Beginning at Schynige Platte, the first stage of the TJR follows the classic Faulhornweg by way of the Sägistal, Faulhorn and glorious Bachsee as far as First, the upper station of Europe's longest gondola lift which links Grindelwald with some of the region's finest walking opportunities. Practically every step of this first stage enjoys a constantly evolving panorama of bewitching mountain splendour, an introduction upon which it would be impossible to improve.

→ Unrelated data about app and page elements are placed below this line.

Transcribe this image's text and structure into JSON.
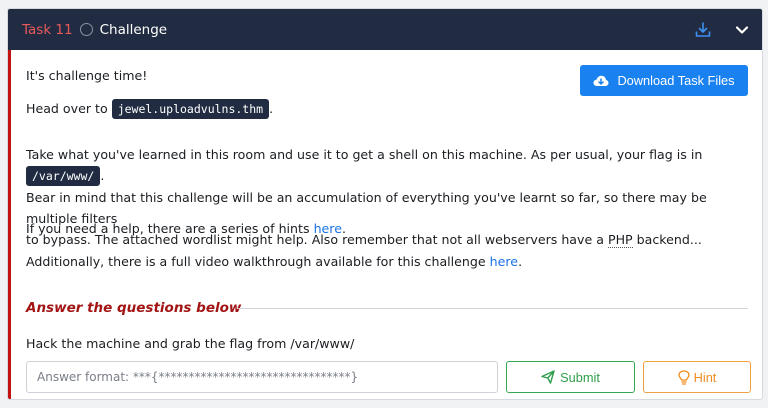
{
  "header": {
    "task_number": "Task 11",
    "task_title": "Challenge"
  },
  "body": {
    "intro": "It's challenge time!",
    "head_over_prefix": "Head over to",
    "host": "jewel.uploadvulns.thm",
    "head_over_suffix": ".",
    "para_line1_prefix": "Take what you've learned in this room and use it to get a shell on this machine. As per usual, your flag is in",
    "flag_path": "/var/www/",
    "para_line1_suffix": ".",
    "para_line2": "Bear in mind that this challenge will be an accumulation of everything you've learnt so far, so there may be multiple filters",
    "para_line3_prefix": "to bypass. The attached wordlist might help. Also remember that not all webservers have a",
    "php": "PHP",
    "para_line3_suffix": "backend...",
    "hints_prefix": "If you need a help, there are a series of hints",
    "hints_link": "here",
    "hints_suffix": ".",
    "video_prefix": "Additionally, there is a full video walkthrough available for this challenge",
    "video_link": "here",
    "video_suffix": "."
  },
  "download_button": {
    "label": "Download Task Files",
    "icon": "cloud-download-icon"
  },
  "answers": {
    "heading": "Answer the questions below",
    "question": "Hack the machine and grab the flag from /var/www/",
    "placeholder": "Answer format: ***{********************************}",
    "submit_label": "Submit",
    "hint_label": "Hint"
  },
  "colors": {
    "header_bg": "#212c42",
    "task_number": "#e8595c",
    "accent_red": "#c11111",
    "primary_blue": "#1a82f0",
    "submit_green": "#36a852",
    "hint_orange": "#f0a045"
  }
}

The route then takes an undulating trail across pastureland to Grosse Scheidegg in the lap of the Wetterhorn, before cutting down the slope towards Grindelwald, but without actually going that far. It is here that the way divides, with one option taking a side trail climbing high above the Upper Grindelwald glacier's gorge in order to visit the Gleckstein Hut at 2317m, while the original second stage ends at Hotel Wetterhorn midway between Grosse Scheidegg and Grindelwald.

The continuing route retains an ambition to stay high wherever possible, so it cuts across the mouth of the gorge and climbs to a balcony trail easing along the steep flank of the Mattenberg with a bird's-eye view across to Grindelwald's hotels. On reaching the end of this balcony, the way divides once more, with one branch striking through the gorge of the Lower Grindelwald glacier and climbing to Berghaus Bäregg, another exciting place in which to spend a night with magnificent views into a vast glacier basin backed by the Fiescherwand.

Scan10104 Hiking the Tour of the Jungfrau Region: A Trip Report


There's no shortage of accommodation on this route, and practically every stage presents several options. There are hotels, gasthofs, mountain huts and matratzenlagers, mehrbettzimmer(n) (communal dormitories). There are wonderfully romantic berghotels and atmospheric pensions with creaking floors, candlelit dining rooms, gingham curtains and pitchers of water and a basin in the bedrooms reminiscent of Victorian ‘en suite’ facilities! On practically every stage modestly priced dormitories are available and, as meals are provided everywhere, walkers can trek unencumbered by heavy rucksacks.

When to walk the Tour of the Jungfrau

The season for high-level walking in the Alps is dictated by the amount and timing of the previous winter's snowfall, restrictions imposed by the onset of cold, inclement weather in the autumn and, where a multi-day journey is involved, the availability of accommodation.

Working within these limitations, in a ‘normal’ summer the best time to tackle the Tour of the Jungfrau Region will be from late June to the end of September, but bear in mind that frequent thunderstorms are common until about mid-August. As the Bernese Oberland is the first of the major Alpine districts to collect weather patterns flowing across northwest Europe, it attracts more rain and low cloud than most of its neighbouring high mountain regions.